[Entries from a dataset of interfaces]
☆ ☆ ☆ ☆ ☆
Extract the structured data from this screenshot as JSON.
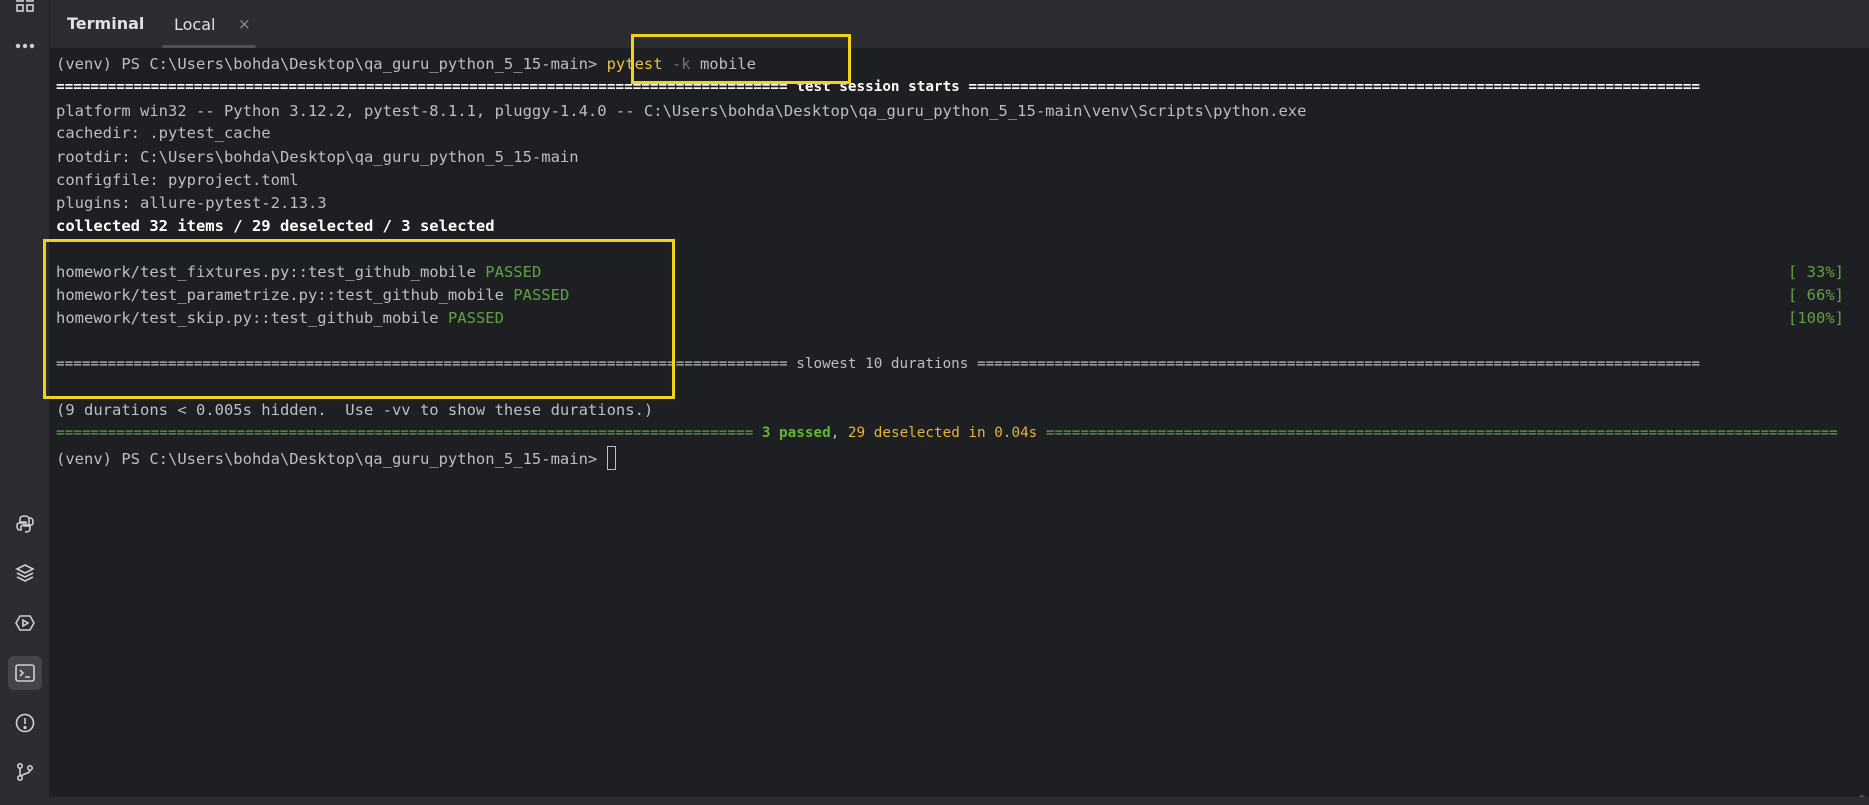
{
  "header": {
    "title": "Terminal",
    "tab_label": "Local",
    "tab_close": "×"
  },
  "toolstrip": {
    "icons": [
      "grid-icon",
      "more-icon",
      "python-icon",
      "layers-icon",
      "run-icon",
      "terminal-icon",
      "problems-icon",
      "git-icon"
    ]
  },
  "terminal": {
    "prompt": "(venv) PS C:\\Users\\bohda\\Desktop\\qa_guru_python_5_15-main>",
    "cmd_name": "pytest",
    "cmd_flag": "-k",
    "cmd_arg": "mobile",
    "session_left": "=====================================================================================",
    "session_title": "test session starts",
    "session_right": "=====================================================================================",
    "platform": "platform win32 -- Python 3.12.2, pytest-8.1.1, pluggy-1.4.0 -- C:\\Users\\bohda\\Desktop\\qa_guru_python_5_15-main\\venv\\Scripts\\python.exe",
    "cachedir": "cachedir: .pytest_cache",
    "rootdir": "rootdir: C:\\Users\\bohda\\Desktop\\qa_guru_python_5_15-main",
    "configfile": "configfile: pyproject.toml",
    "plugins": "plugins: allure-pytest-2.13.3",
    "collected": "collected 32 items / 29 deselected / 3 selected",
    "tests": [
      {
        "name": "homework/test_fixtures.py::test_github_mobile",
        "status": "PASSED",
        "progress": "[ 33%]"
      },
      {
        "name": "homework/test_parametrize.py::test_github_mobile",
        "status": "PASSED",
        "progress": "[ 66%]"
      },
      {
        "name": "homework/test_skip.py::test_github_mobile",
        "status": "PASSED",
        "progress": "[100%]"
      }
    ],
    "slowest_left": "=====================================================================================",
    "slowest_title": "slowest 10 durations",
    "slowest_right": "====================================================================================",
    "hidden_note": "(9 durations < 0.005s hidden.  Use -vv to show these durations.)",
    "summary_left": "=================================================================================",
    "summary_passed": "3 passed",
    "summary_comma": ",",
    "summary_deselected": "29 deselected in 0.04s",
    "summary_right": "============================================================================================"
  }
}
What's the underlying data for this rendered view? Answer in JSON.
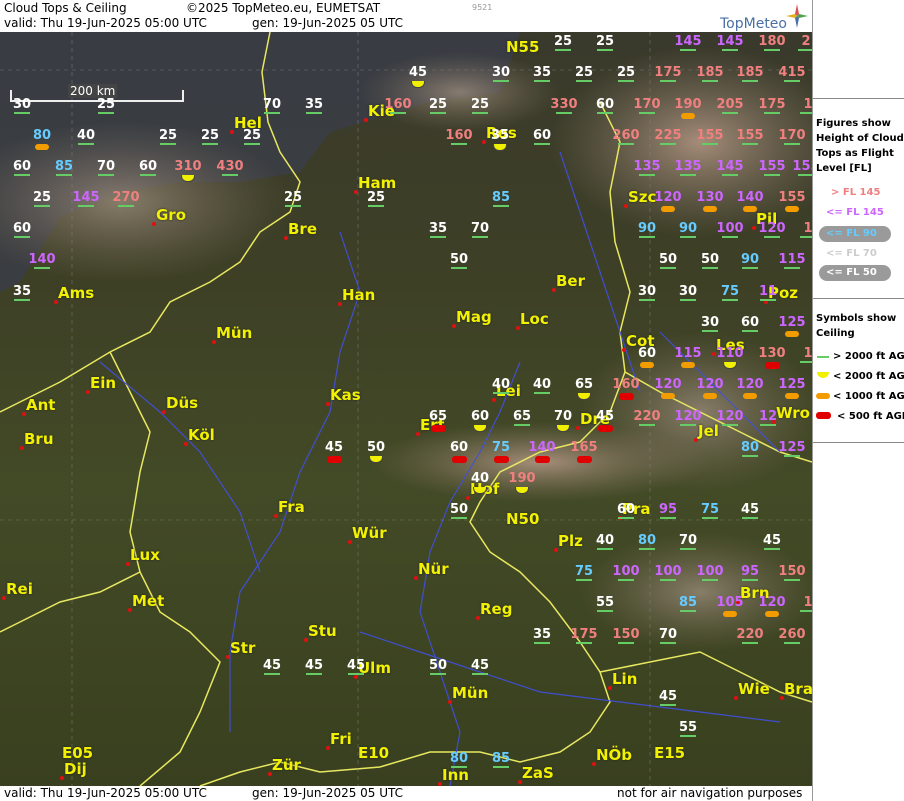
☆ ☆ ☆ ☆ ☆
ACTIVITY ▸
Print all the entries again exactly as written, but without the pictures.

RESULT OF THE TASK ▸
Extract the structured data from this screenshot as JSON.
{
  "header": {
    "title": "Terminal",
    "tab_label": "Local",
    "tab_close": "×"
  },
  "toolstrip": {
    "icons": [
      "grid-icon",
      "more-icon",
      "python-icon",
      "layers-icon",
      "run-icon",
      "terminal-icon",
      "problems-icon",
      "git-icon"
    ]
  },
  "terminal": {
    "prompt": "(venv) PS C:\\Users\\bohda\\Desktop\\qa_guru_python_5_15-main>",
    "cmd_name": "pytest",
    "cmd_flag": "-k",
    "cmd_arg": "mobile",
    "session_left": "=====================================================================================",
    "session_title": "test session starts",
    "session_right": "=====================================================================================",
    "platform": "platform win32 -- Python 3.12.2, pytest-8.1.1, pluggy-1.4.0 -- C:\\Users\\bohda\\Desktop\\qa_guru_python_5_15-main\\venv\\Scripts\\python.exe",
    "cachedir": "cachedir: .pytest_cache",
    "rootdir": "rootdir: C:\\Users\\bohda\\Desktop\\qa_guru_python_5_15-main",
    "configfile": "configfile: pyproject.toml",
    "plugins": "plugins: allure-pytest-2.13.3",
    "collected": "collected 32 items / 29 deselected / 3 selected",
    "tests": [
      {
        "name": "homework/test_fixtures.py::test_github_mobile",
        "status": "PASSED",
        "progress": "[ 33%]"
      },
      {
        "name": "homework/test_parametrize.py::test_github_mobile",
        "status": "PASSED",
        "progress": "[ 66%]"
      },
      {
        "name": "homework/test_skip.py::test_github_mobile",
        "status": "PASSED",
        "progress": "[100%]"
      }
    ],
    "slowest_left": "=====================================================================================",
    "slowest_title": "slowest 10 durations",
    "slowest_right": "====================================================================================",
    "hidden_note": "(9 durations < 0.005s hidden.  Use -vv to show these durations.)",
    "summary_left": "=================================================================================",
    "summary_passed": "3 passed",
    "summary_comma": ",",
    "summary_deselected": "29 deselected in 0.04s",
    "summary_right": "============================================================================================"
  }
}
What's the underlying data for this rendered view? Answer in JSON.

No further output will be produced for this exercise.